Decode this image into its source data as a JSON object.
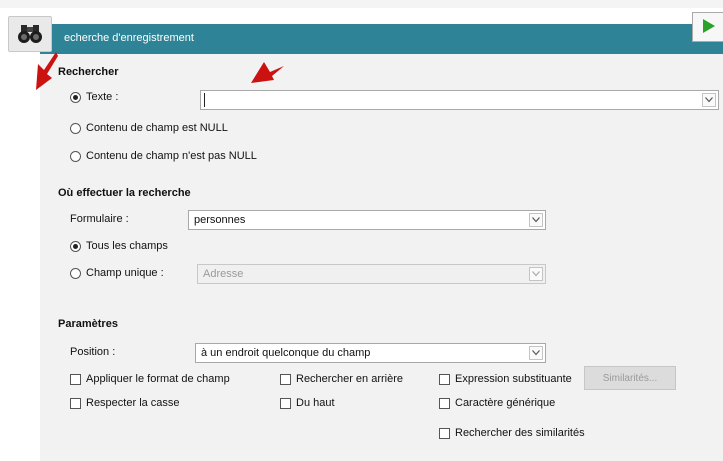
{
  "window": {
    "title": "echerche d'enregistrement"
  },
  "search": {
    "section_title": "Rechercher",
    "text_label": "Texte :",
    "text_value": "",
    "null_label": "Contenu de champ est NULL",
    "not_null_label": "Contenu de champ n'est pas NULL"
  },
  "where": {
    "section_title": "Où effectuer la recherche",
    "form_label": "Formulaire :",
    "form_value": "personnes",
    "all_fields_label": "Tous les champs",
    "single_field_label": "Champ unique :",
    "single_field_value": "Adresse"
  },
  "params": {
    "section_title": "Paramètres",
    "position_label": "Position :",
    "position_value": "à un endroit quelconque du champ",
    "apply_format": "Appliquer le format de champ",
    "search_backwards": "Rechercher en arrière",
    "substitution_expr": "Expression substituante",
    "match_case": "Respecter la casse",
    "from_top": "Du haut",
    "wildcard": "Caractère générique",
    "similarity_search": "Rechercher des similarités",
    "similarities_button": "Similarités..."
  },
  "colors": {
    "titlebar": "#2e8396",
    "annotation_arrow": "#cc1111",
    "run_icon": "#2aa12a"
  },
  "icons": {
    "toolbar": "binoculars-icon",
    "run": "run-triangle-icon",
    "dropdown": "chevron-down-icon"
  }
}
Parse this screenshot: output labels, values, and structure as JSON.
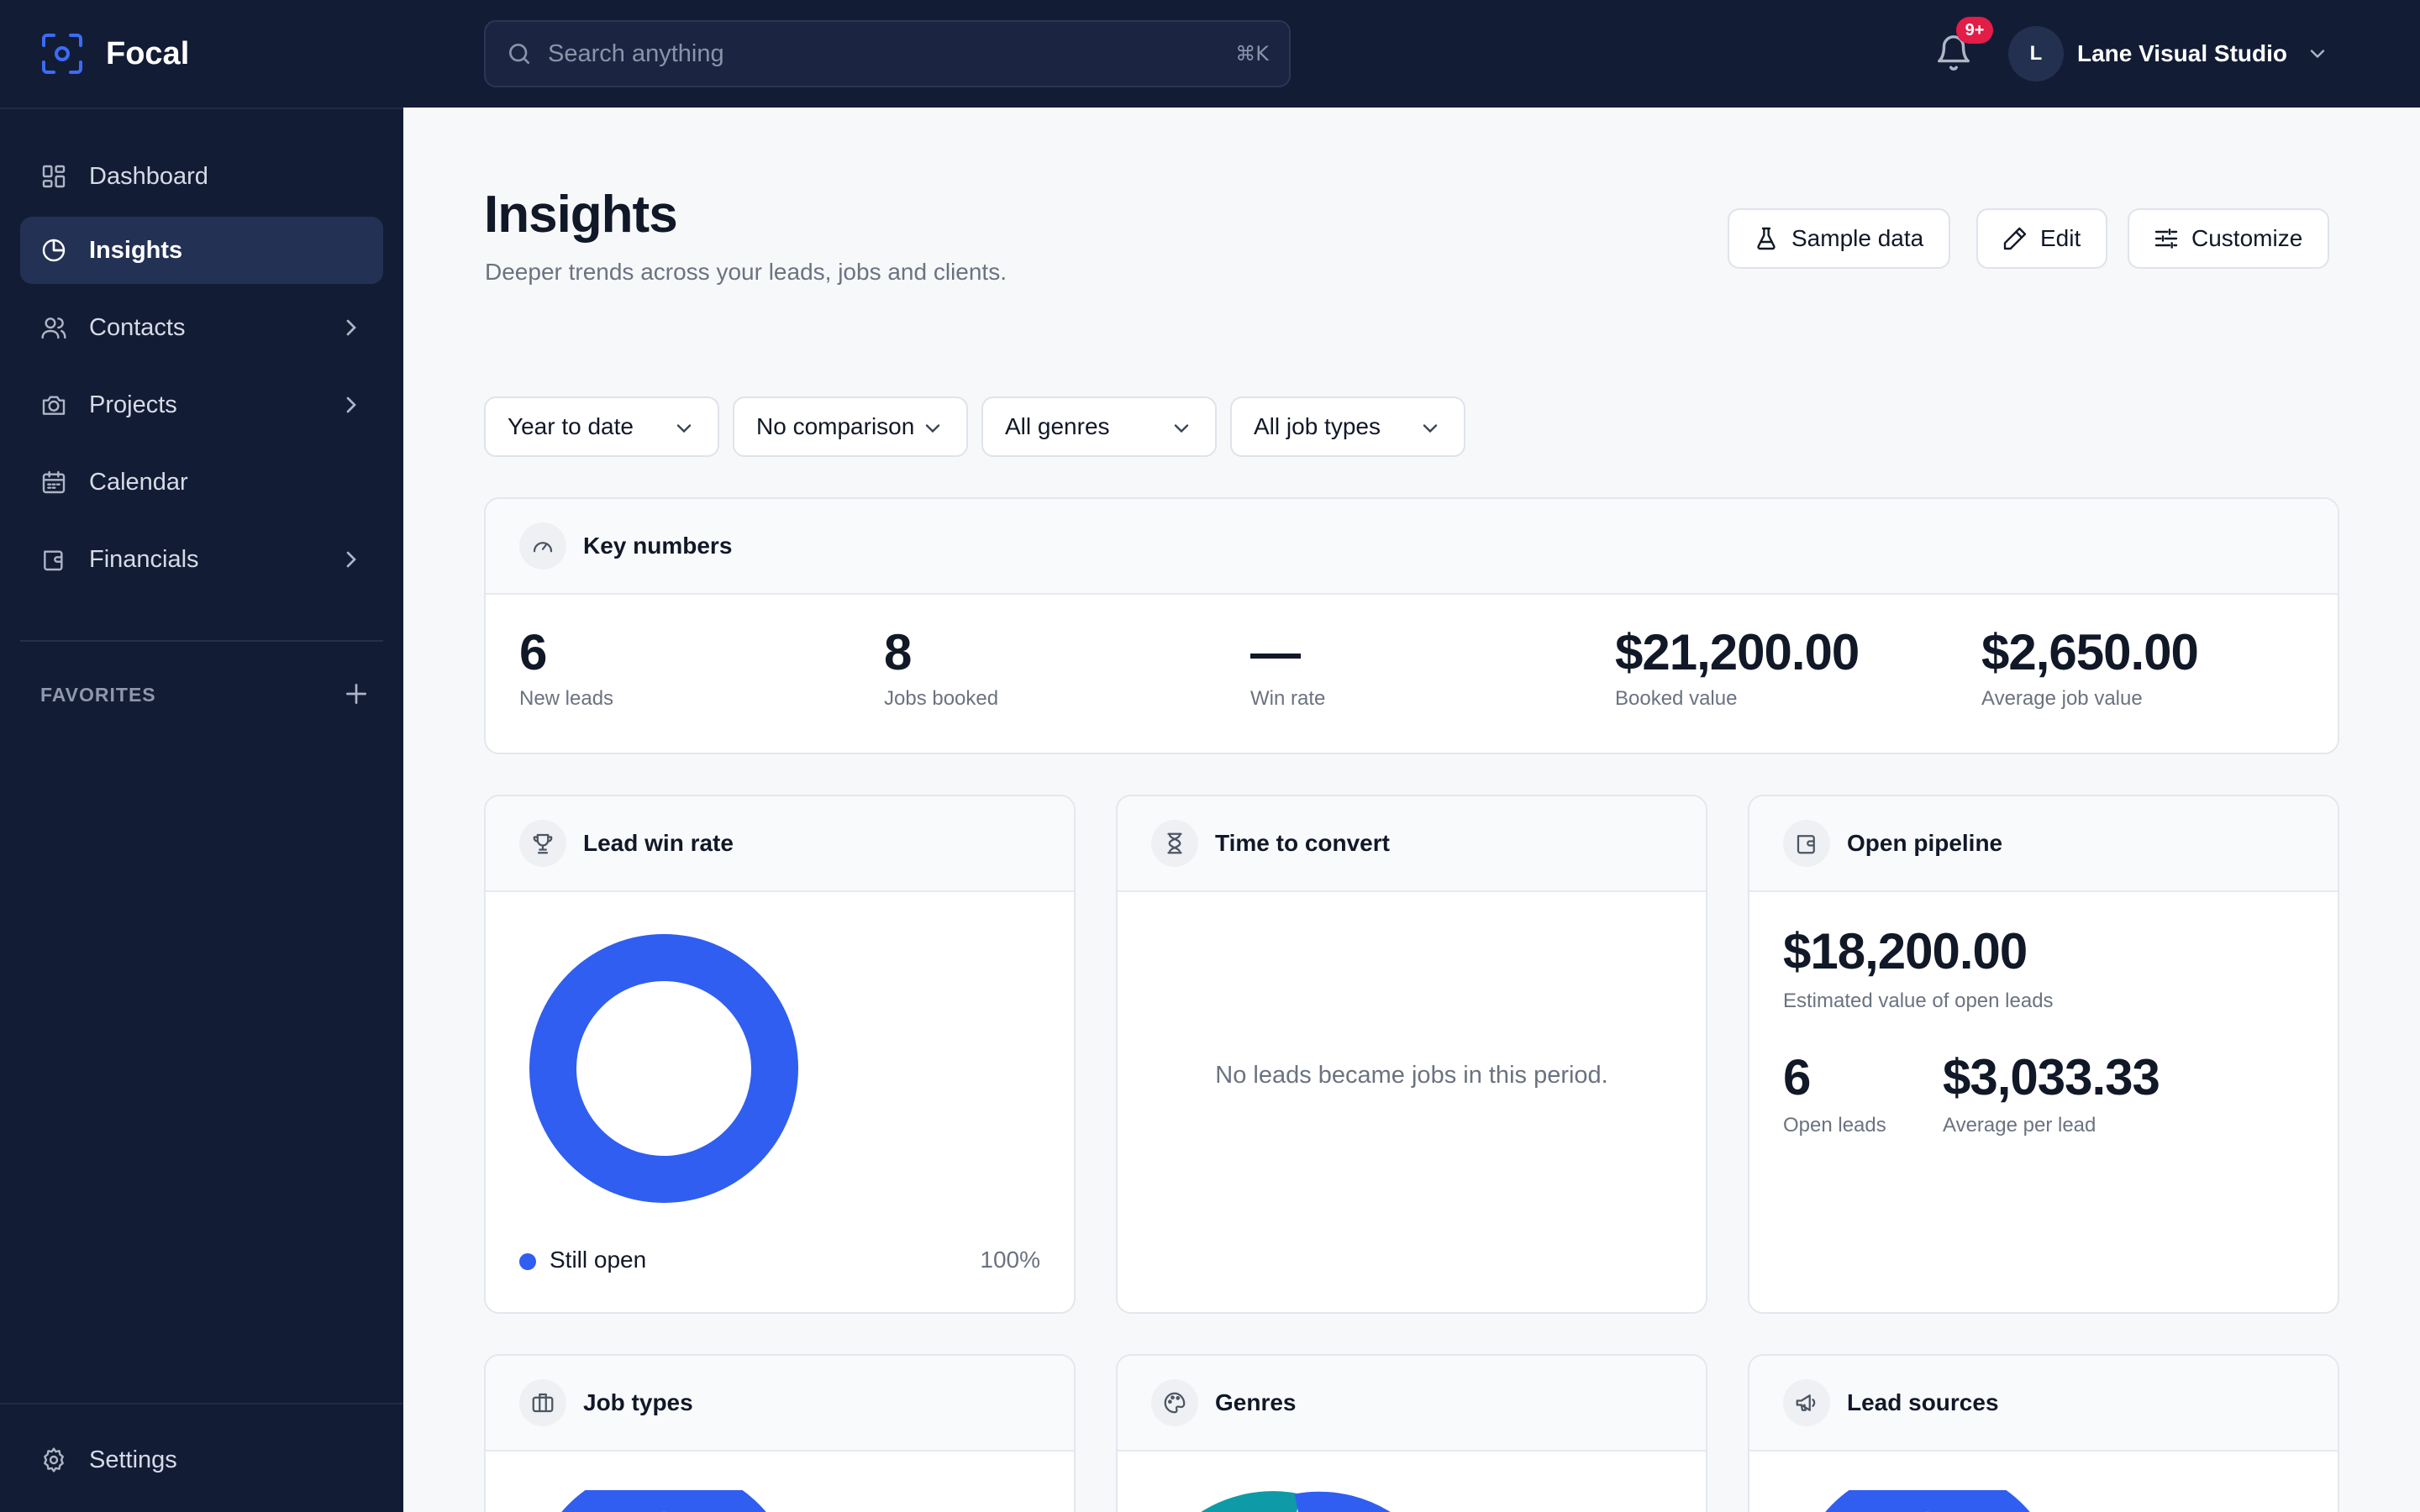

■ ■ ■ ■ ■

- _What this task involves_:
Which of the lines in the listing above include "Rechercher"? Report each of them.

- _Answer box_:
    "section_title": "Rechercher",
    "search_backwards": "Rechercher en arrière",
    "similarity_search": "Rechercher des similarités",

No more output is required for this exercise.